The most common breaches or attacks were phishing emails, followed by instances of others impersonating their organisation online, viruses or other malware including ransomware.
Digital minister Margot James said: “Following the introduction of new data protection laws in the UK it’s encouraging to see that business and charity leaders are taking cyber security more seriously than ever before. However, with less than three in 10 of those companies having trained staff to deal with cyber threats, there’s still a long way to go to make sure that organisations are better protected.
“We know that tackling cyber threats is not always at the top of business and charities list of things to do, but with the rising costs of attacks, it’s not something organisations can choose to ignore any longer.”
Through the CyberFirst programme, the government is working with industry and education to improve cyber security and get more young people interested in taking up a career in cyber. The Cyber Discovery initiative has already encouraged 46,000 14 to 18 year olds to get on a path towards the cyber security profession, over 1,800 students have attended free CyberFirst courses and nearly 12,000 girls have taken part in the CyberFirst Girls competition.
The government’s initial Cyber Skills Strategy, published in December, will be followed by a full strategy later this year.
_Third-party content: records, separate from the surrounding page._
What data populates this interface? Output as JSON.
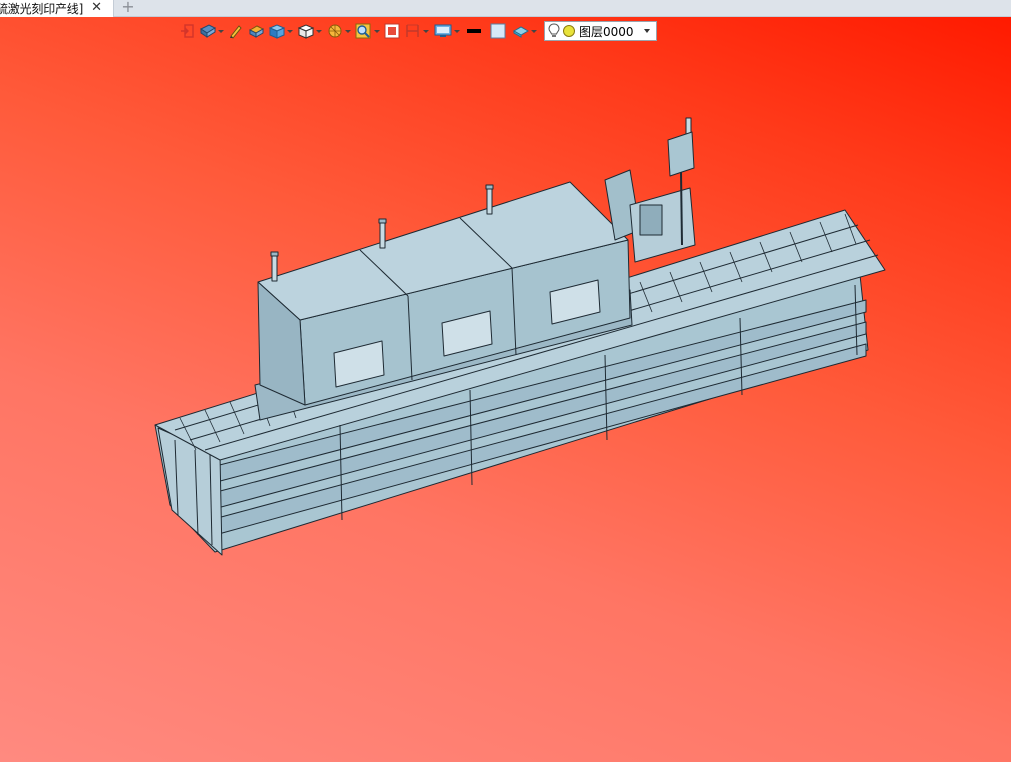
{
  "tab": {
    "title": "硫激光刻印产线]",
    "close_symbol": "✕",
    "add_symbol": "+"
  },
  "toolbar": {
    "buttons": [
      {
        "name": "exit-view-icon",
        "dropdown": false
      },
      {
        "name": "view-orientation-icon",
        "dropdown": true
      },
      {
        "name": "pen-icon",
        "dropdown": false
      },
      {
        "name": "section-icon",
        "dropdown": false
      },
      {
        "name": "render-mode-icon",
        "dropdown": true
      },
      {
        "name": "cube-view-icon",
        "dropdown": true
      },
      {
        "name": "lighting-icon",
        "dropdown": true
      },
      {
        "name": "zoom-icon",
        "dropdown": true
      },
      {
        "name": "fit-icon",
        "dropdown": false
      },
      {
        "name": "dimension-icon",
        "dropdown": true
      },
      {
        "name": "display-icon",
        "dropdown": true
      },
      {
        "name": "line-color-icon",
        "dropdown": false
      },
      {
        "name": "fill-color-icon",
        "dropdown": false
      },
      {
        "name": "layer-style-icon",
        "dropdown": true
      }
    ],
    "layer": {
      "value": "图层0000"
    }
  },
  "colors": {
    "viewport_top": "#ff1a00",
    "viewport_bottom": "#ff8a80",
    "model_fill": "#a9c6d2",
    "model_line": "#1e2a33"
  },
  "model": {
    "name": "laser-engraving-production-line"
  }
}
Business and charity leaders are being encouraged to download the free small business guide and free small charity guide to help make sure that they don’t fall victim to cyber attacks. This is available through the National Cyber Security Centre (NCSC).